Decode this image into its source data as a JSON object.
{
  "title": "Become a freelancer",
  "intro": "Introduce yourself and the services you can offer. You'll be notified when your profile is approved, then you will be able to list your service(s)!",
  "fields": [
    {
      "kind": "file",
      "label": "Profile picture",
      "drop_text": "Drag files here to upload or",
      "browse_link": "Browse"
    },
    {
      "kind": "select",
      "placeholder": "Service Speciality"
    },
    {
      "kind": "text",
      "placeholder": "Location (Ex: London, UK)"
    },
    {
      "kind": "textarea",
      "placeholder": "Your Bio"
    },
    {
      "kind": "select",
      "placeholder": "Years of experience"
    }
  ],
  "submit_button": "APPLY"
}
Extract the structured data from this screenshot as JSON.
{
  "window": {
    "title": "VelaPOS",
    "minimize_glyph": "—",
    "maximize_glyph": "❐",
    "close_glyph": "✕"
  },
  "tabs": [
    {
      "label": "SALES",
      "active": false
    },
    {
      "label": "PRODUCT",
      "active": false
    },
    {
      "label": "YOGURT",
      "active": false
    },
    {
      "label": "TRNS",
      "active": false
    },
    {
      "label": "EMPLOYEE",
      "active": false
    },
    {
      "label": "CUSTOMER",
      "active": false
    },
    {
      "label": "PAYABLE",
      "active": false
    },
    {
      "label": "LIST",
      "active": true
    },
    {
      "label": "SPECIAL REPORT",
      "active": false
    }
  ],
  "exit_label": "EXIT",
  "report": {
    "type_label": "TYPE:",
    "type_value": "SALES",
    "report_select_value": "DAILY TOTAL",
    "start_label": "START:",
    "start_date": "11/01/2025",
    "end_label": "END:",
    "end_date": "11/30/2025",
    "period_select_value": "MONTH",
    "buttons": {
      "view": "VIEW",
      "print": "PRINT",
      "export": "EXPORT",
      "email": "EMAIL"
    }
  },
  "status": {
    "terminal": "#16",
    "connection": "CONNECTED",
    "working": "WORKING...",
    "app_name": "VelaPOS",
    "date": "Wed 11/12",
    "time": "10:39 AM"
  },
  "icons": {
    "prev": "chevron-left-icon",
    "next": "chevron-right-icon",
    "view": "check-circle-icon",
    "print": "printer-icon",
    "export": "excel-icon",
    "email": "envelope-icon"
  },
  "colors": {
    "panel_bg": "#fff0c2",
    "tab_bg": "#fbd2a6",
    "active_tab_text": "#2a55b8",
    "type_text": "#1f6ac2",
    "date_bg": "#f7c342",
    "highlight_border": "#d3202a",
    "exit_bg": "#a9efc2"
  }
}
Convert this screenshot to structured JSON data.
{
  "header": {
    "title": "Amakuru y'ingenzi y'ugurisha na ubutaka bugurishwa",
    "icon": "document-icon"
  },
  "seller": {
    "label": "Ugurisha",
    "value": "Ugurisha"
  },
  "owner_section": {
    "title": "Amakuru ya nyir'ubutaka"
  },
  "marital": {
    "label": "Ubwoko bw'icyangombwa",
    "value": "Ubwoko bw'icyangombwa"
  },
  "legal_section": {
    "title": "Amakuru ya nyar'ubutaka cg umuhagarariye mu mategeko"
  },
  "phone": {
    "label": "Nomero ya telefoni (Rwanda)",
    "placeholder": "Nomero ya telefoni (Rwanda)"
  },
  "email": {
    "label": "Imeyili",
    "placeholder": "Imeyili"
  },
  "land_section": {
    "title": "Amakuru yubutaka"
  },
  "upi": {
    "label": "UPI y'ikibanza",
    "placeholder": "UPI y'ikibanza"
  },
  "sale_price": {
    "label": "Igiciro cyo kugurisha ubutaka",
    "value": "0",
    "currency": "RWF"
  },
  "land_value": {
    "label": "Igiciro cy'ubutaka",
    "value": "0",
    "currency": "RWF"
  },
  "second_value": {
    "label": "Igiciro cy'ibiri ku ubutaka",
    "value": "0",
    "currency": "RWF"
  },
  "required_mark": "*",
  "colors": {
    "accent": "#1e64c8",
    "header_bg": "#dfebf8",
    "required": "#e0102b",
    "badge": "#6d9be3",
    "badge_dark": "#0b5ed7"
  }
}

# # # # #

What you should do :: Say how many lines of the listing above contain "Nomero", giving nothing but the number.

Task output :: 2